Given data:
↓↓↓

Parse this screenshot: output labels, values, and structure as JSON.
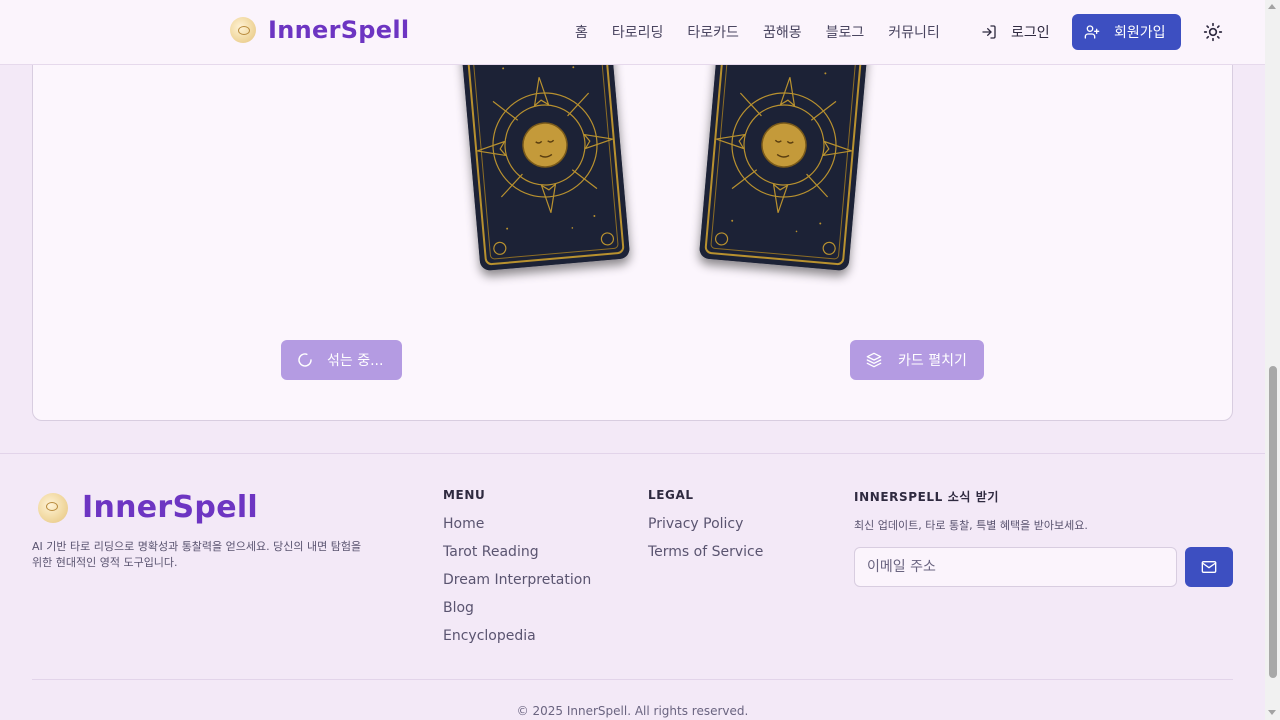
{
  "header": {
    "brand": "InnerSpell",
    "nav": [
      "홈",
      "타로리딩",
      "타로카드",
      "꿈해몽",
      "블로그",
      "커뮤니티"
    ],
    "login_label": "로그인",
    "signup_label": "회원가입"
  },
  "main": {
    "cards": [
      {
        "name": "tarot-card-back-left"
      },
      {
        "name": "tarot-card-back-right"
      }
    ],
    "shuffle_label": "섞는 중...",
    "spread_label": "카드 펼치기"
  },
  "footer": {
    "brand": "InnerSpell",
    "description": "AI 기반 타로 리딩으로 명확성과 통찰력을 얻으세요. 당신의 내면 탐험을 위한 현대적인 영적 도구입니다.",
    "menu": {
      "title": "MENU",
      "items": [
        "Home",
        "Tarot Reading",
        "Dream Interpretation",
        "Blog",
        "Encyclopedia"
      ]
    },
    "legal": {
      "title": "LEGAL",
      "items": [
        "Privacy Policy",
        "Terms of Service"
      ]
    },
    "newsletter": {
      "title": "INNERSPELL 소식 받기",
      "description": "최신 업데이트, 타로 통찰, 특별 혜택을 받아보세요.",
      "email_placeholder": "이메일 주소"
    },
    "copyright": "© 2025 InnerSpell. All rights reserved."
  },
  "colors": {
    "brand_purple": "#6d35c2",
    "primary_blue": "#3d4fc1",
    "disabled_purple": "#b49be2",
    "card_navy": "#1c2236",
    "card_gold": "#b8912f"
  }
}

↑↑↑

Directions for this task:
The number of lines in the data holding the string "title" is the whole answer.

Response to this task:
3